From March 2012 to the end of September 2013, I was asked by Geoff Mulgan, the CEO of Nesta (the UK's innovation agency) to lead-curate a massive festival of the future called, appropriately enough, FutureFest.
The plan was to occupy Shoreditch Town Hall in London, over the weekend of 28th-29th September, and fill its Edwardian municipal grandeur with visions, arguments and demonstrations of the near-future (with an implicit mid-century horizon of 2050).
Go back to any of the great expos, or even to the earliest futurologists – like Francis Bacon’s New Atlantis (1627), with its longevity drugs and flying machines, its robots and clones – and it sometimes seems that modernity has always contained the same set of yearnings about the future: stronger, faster, more automation, more communication.
The acme of this might be Walt Disney’s mid-fifties EPCOT (Experimental Community Of Tomorrow), a theme park in which cosmic exploration leaves behind a happy planet of harmonious cultures and sociable, zip-suited citizens.
Well, it’s 2013, and of course we’re wiser and more civilization-weary than all that. Those intricate techno-sciences we devise and set running? They end up rattling our economies, fighting our wars, bombarding our attention spans and challenging our bio-ethics around birth, health and human potential.
And some of the more massive trends heading into the future – the inexorables of population growth and global warming, emergent economies and regions with their own claims to truth and justice – would seem largely resistant to the glittering technical fixes that future-types of the past have put their faith in.
But it’s 2013, and of course we can also imagine – because that’s what humans irrepressibly do – how this progress towards the mid-century might be quite different.
Radical innovation could well find us a combination of energy sources that mitigate the impact of a heating planet. Our computers and devices could as easily amplify our natural capacities for invention and community, as unravel or stymie them.
Over only a few decades of bioscience, our “new normal” could be closer to that menagerie of mutants and cyborgs that you see in the average Star Trek street-scene, than it might be to the mutton-chopped visitors to the Crystal Palace.

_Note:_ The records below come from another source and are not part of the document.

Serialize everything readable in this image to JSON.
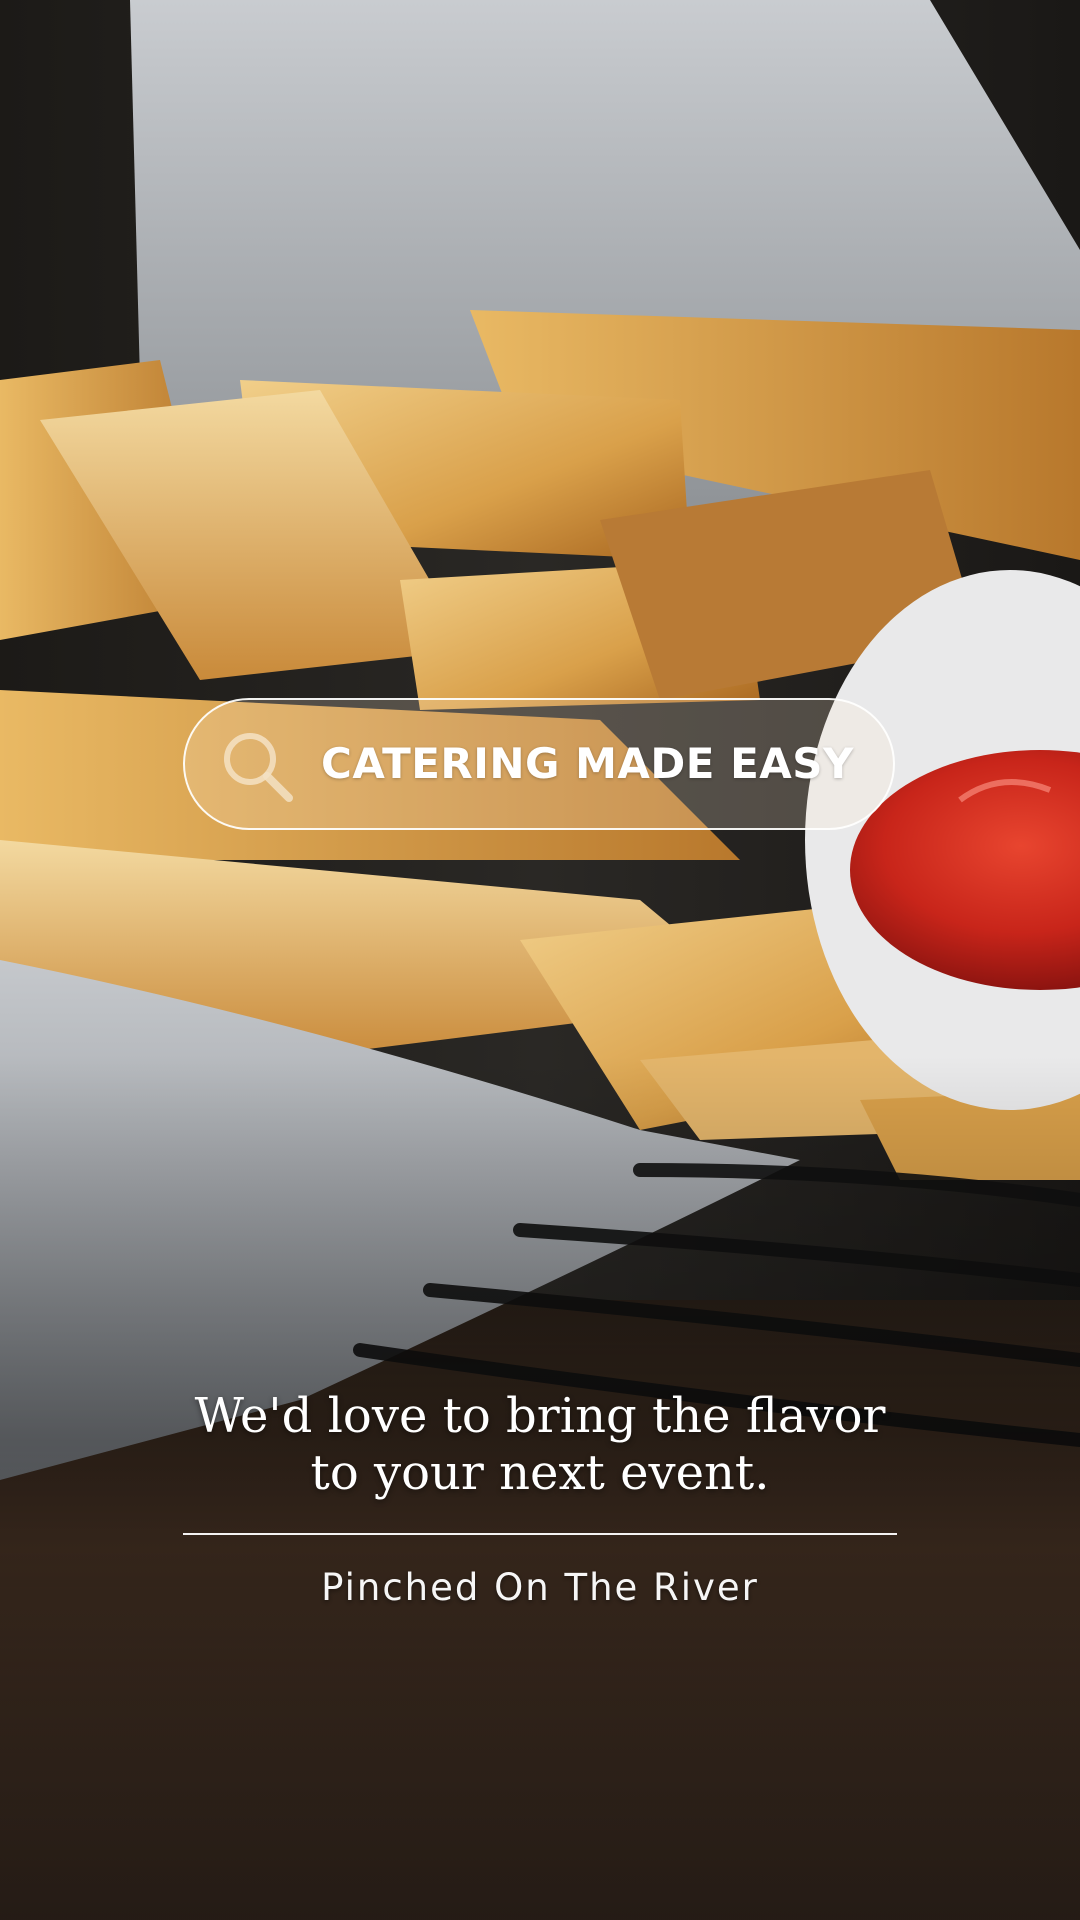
{
  "search_bar": {
    "icon": "search-icon",
    "text": "CATERING MADE EASY"
  },
  "headline": {
    "line1": "We'd love to bring the flavor",
    "line2": "to your next event."
  },
  "tagline": "Pinched On The River",
  "colors": {
    "text": "#ffffff",
    "ketchup": "#c8251a",
    "fries": "#d9a04a"
  }
}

How to capture all of these possibilities, in a particular time and place? And in city where the weight of the past, and the chaos of a globalised future, can easily be mapped from the top of a giant glass shard? The principle of a festival – with its tolerance for enthusiasm, dissent and experiment – seemed like the only way it could be gathered together and curated.
FutureFest takes place in Shoreditch Town Hall, London – a building which itself brims with Victorian progressive self-confidence (its motto on the stained glass windows is “more light, more power”). In its cavernous rooms we will be deploying three different methods of thinking about the future.
Firstly, great minds and practitioners (some writing in these pages) will give short but powerfully focussed takes on our options heading towards mid-century, and beyond – everything from the future of religion and altruism, to the future of eating and manufacturing.
Next, we’ll offer immersive spaces in which participants can literally “meet and experience” the future. Real – or at least, artistic and creative – humans will conduct a variety of performances, installations, social games and even banquets, that will leave visitors in a delightful space between “now” and “next”.
And finally, we’ll allow people to go deeper into the future, with a range of forums, seminars, makeshops and technical expos from organizations like the Oxford Martin Institute, Arup, the BBC, Berg, Dyson and many others. (Pat Kane, "Making the Future Dance", Futurefest site).
We had a sell-out on the day, saw millions of interactions around the #futurefest hashtag on Twitter, and with any luck FutureFest will become a regular event in the cities of the UK for years to come. Certainly one of the most satisfying creative endeavours I've yet directed.
And here's some breathless highlights of the two days: